* **WHAT YOU ARE ASKED TO DO**
Report every line from the following entries that contains the string "background".

* **Element data from apps and pages**
□ □ □ □
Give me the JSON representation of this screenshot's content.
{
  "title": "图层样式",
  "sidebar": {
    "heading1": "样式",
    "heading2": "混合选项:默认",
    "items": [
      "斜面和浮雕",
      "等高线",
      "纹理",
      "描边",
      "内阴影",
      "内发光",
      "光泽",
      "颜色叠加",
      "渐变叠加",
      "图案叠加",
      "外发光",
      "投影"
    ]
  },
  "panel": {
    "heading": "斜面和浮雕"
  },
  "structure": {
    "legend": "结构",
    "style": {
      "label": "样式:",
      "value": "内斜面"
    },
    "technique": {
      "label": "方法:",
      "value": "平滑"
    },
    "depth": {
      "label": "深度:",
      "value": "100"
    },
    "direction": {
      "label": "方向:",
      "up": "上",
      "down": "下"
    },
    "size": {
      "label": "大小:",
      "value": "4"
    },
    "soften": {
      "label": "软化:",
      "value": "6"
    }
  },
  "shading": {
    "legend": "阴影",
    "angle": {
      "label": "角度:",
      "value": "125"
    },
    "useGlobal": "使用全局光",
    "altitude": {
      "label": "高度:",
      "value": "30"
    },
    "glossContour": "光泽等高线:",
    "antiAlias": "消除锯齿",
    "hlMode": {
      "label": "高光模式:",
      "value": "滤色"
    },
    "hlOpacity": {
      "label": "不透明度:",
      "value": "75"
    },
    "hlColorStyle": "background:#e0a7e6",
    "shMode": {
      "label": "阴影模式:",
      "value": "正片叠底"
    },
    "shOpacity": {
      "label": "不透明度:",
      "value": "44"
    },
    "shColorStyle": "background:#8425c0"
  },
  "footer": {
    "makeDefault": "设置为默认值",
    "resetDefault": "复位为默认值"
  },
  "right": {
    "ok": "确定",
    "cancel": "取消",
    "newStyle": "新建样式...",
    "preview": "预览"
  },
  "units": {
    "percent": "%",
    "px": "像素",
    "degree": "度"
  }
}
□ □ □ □
* **RESPONSE FOR THIS EXERCISE**
    "hlColorStyle": "background:#e0a7e6",
    "shColorStyle": "background:#8425c0"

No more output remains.